Qupe Santa Barbara County Syrah (375ML half-bottle) 2012
Critical AcclaimAll Vintages
In contrast to the Old World, Qupé focuses on cool climate expressions of Rhône varietals due to a distinctive geographical feature that sets them apart from most other regions of California, as all vineyards are all located in East-West valleys (vs North-South) which function as open windows to the cool Pacific Ocean. The benefit to the vineyards of being along the coast and running East-West is that the cold, moist air gets pulled in and creates a layer of morning cloud cover over the vines which reduces temperatures and sun exposure on the grapes. This is why cool climate varieties excel in the coastal regions of the Central Coast and allows Qupé to focus on cool climate expressions of Rhone varietals. East-West valleys on the Central Coast that Qupé sources from include Edna Valley, Arroyo Grande Valley, Santa Maria Valley, Los Alamos Valley and Santa Rita Hills/Santa Ynez Valley.

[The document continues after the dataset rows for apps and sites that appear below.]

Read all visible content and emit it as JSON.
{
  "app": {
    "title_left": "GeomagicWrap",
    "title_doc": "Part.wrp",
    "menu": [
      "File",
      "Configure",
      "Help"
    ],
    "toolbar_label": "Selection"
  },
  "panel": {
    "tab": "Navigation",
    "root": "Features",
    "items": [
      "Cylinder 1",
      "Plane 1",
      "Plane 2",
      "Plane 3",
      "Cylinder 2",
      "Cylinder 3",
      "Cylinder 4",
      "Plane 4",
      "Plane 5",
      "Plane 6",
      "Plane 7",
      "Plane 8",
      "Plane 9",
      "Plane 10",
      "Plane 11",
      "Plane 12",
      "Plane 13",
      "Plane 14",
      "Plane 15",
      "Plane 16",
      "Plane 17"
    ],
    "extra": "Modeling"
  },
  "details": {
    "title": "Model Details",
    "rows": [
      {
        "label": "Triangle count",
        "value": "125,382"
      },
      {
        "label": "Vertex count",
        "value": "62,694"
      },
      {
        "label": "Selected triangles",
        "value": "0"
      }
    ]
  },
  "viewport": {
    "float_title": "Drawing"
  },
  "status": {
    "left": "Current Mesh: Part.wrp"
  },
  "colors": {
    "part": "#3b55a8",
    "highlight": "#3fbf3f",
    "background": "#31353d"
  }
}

The name "qupé" was chosen to honor the Chumash, the indigenous people of the Golden State's Central Coast and Channel Islands. In Chumash, "qupé" refers to the poppy, a flowering plant traditionally used for food and medicine. In 1903 the California poppy (Eschscholzia californica) was officially designated the state flower, and every spring masses of the bright orange blossoms still blanket local hills and back country.
With a dry and mild climate cooled significantly by moist ocean fog and breezes, Santa Barbara County is a grape-grower’s dream. Part of the larger Central Coast appellation, Santa Barbara is home to Santa Maria Valley and Santa Ynez Valley. The conditions here provide an opportunity for nearly effortless production of high-quality cool-climate Central Coast wines. This is also the site of the 2004 film Sideways, which caused Pinot Noir’s popularity to skyrocket and brought new acclaim to the region.
Chardonnay and Pinot Noir are the stars of Santa Barbara, producing wines marked by racy acidity. Crisp Sauvignon Blanc and savory Syrah are also important. The region is home to many young and enthusiastic winemakers eager to experiment with less common varieties including Chenin Blanc, Grüner Veltliner, Trousseau Gris, Gamay and Cabernet Franc, making it an exciting area to watch.
Marked by an unmistakable deep purple hue and savory aromatics, Syrah makes an intense, powerful and often age-worthy red. Native to the Northern Rhône, Syrah achieves its maximum potential in the steep village of Hermitage and plays an important component in the Red Rhône Blends of the south, adding color and structure to Grenache and Mourvèdre. Syrah is the most widely planted grape of Australia and is important in California and Washington. Sommelier Secret—Such a synergy these three create together, the Grenache, Syrah, Mourvedre trio often takes on the shorthand term, “GSM.”